Professional Ethics and Regulatory Compliance | The Rana Plaza Collapse

Failure of project teams involved in day-to-day construction work to follow proper professional ethics concerning construction practices, discipline, and adherence to standards contributes to professional negligence and poor construction. These practices can easily lead to building damage or collapse during construction or after project completion. Failures of political officials, regulators, and local authorities responsible for inspecting construction sites contribute to building collapse by not following or circumventing established construction and permitting processes. Instead, it appears to be one of the main causes of the collapse of Rana Plaza.

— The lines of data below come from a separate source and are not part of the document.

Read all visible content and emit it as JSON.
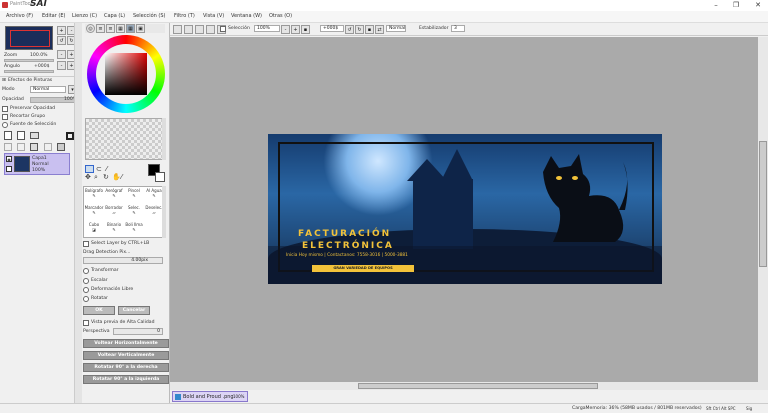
{
  "app": {
    "logo_small": "PaintTool",
    "logo_big": "SAI"
  },
  "menu": [
    "Archivo (F)",
    "Editar (E)",
    "Lienzo (C)",
    "Capa (L)",
    "Selección (S)",
    "Filtro (T)",
    "Vista (V)",
    "Ventana (W)",
    "Otras (O)"
  ],
  "navigator": {
    "zoom_label": "Zoom",
    "zoom_value": "100.0%",
    "angle_label": "Ángulo",
    "angle_value": "+000$"
  },
  "brush": {
    "effects_label": "Efectos de Pinturas",
    "mode_label": "Modo",
    "mode_value": "Normal",
    "opacity_label": "Opacidad",
    "opacity_value": "100%",
    "preserve_opacity": "Preservar Opacidad",
    "clip_group": "Recortar Grupo",
    "selection_source": "Fuente de Selección"
  },
  "layer": {
    "name": "Capa1",
    "mode": "Normal",
    "opacity": "100%"
  },
  "tools": {
    "row1": [
      "Bolígrafo",
      "Aerógraf",
      "Pincel",
      "Al Agua"
    ],
    "row2": [
      "Marcador",
      "Borrador",
      "Selec.",
      "Deselec."
    ],
    "row3": [
      "Cubo",
      "Binario",
      "Boli Ilma",
      ""
    ]
  },
  "options": {
    "select_layer": "Select Layer by CTRL+LB",
    "drag_label": "Drag Detection Pix...",
    "drag_value": "4.00pix",
    "radios": [
      "Transformar",
      "Escalar",
      "Deformación Libre",
      "Rotatar"
    ],
    "ok": "OK",
    "cancel": "Cancelar",
    "preview_hq": "Vista previa de Alta Calidad",
    "perspective_label": "Perspectiva",
    "perspective_value": "0",
    "buttons": [
      "Voltear Horizontalmente",
      "Voltear Verticalmente",
      "Rotatar 90° a la derecha",
      "Rotatar 90° a la izquierda"
    ]
  },
  "toolbar": {
    "selection_label": "Selección",
    "zoom": "100%",
    "angle": "+000$",
    "mode": "Normal",
    "stabilizer_label": "Estabilizador",
    "stabilizer_value": "3"
  },
  "artwork": {
    "title1": "FACTURACIÓN",
    "title2": "ELECTRÓNICA",
    "line": "Inicia Hoy mismo | Contactanos: 7558-3016 | 5000-3881",
    "banner": "GRAN VARIEDAD DE EQUIPOS"
  },
  "document": {
    "tab_name": "Bold and Proud .png",
    "tab_zoom": "100%"
  },
  "status": {
    "memory": "CargaMemoria: 36% (58MB usados / 801MB reservados)",
    "keys": "Sft Ctrl Alt SPC",
    "indicator": "Sig"
  }
}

Monument to the 1,134 people killed in the collapse_©Tansy Hoskins

In Bangladesh, steps have also been taken to introduce a national system for occupational accidents based on the principles of Convention No. 121 and mutual agreement on the system’s core elements. The operation of an Employment Injury Insurance (EII) scheme is inevitably time-consuming, at most two to three years. Until the EII system is up and running and we can collect contributions and pay out benefits, Having a good backup solution is essential. A place that provides adequate medical care and compensation to victims temporarily in an efficient and diligent manner.


(2017) The Rana Plaza Accident and its aftermath. Available at:–en/index.htm (Accessed: December 2, 2022). 

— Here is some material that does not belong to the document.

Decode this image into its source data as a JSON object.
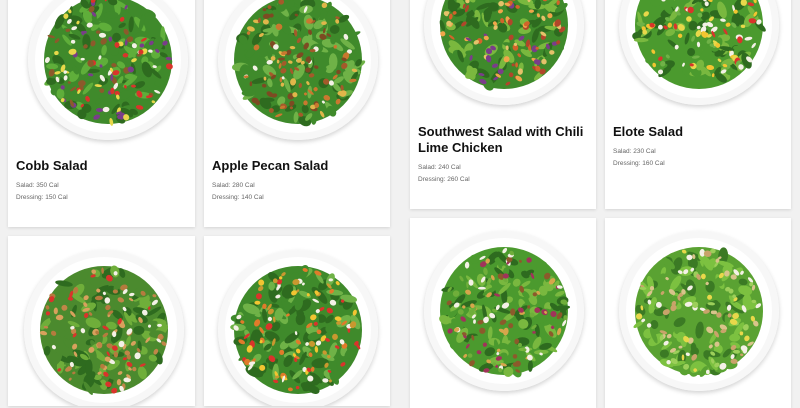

Admin (2019) Bangladesh and reasons buildings collapse – erma: Enterprise risk management academy, ERMA | Enterprise Risk Management Academy. Available at: (Accessed: December 2, 2022). 

Collapse at Rana Plaza (2018) Ethics Unwrapped. Available at: (Accessed: December 2, 2022). 

Goodwin, J. (2021) The Rana Plaza Collapse: What Happened & What it means for fashion, Grow Ensemble. Available at: (Accessed: December 2, 2022). 

Rana Plaza building collapse, April 2013 (no date) Business & Human Rights Resource Centre. Available at: (Accessed: December 2, 2022). 


Abha has completed her architecture from mumbai. She is passionate about designing and has a creative mind. She also fond of binging series and movies.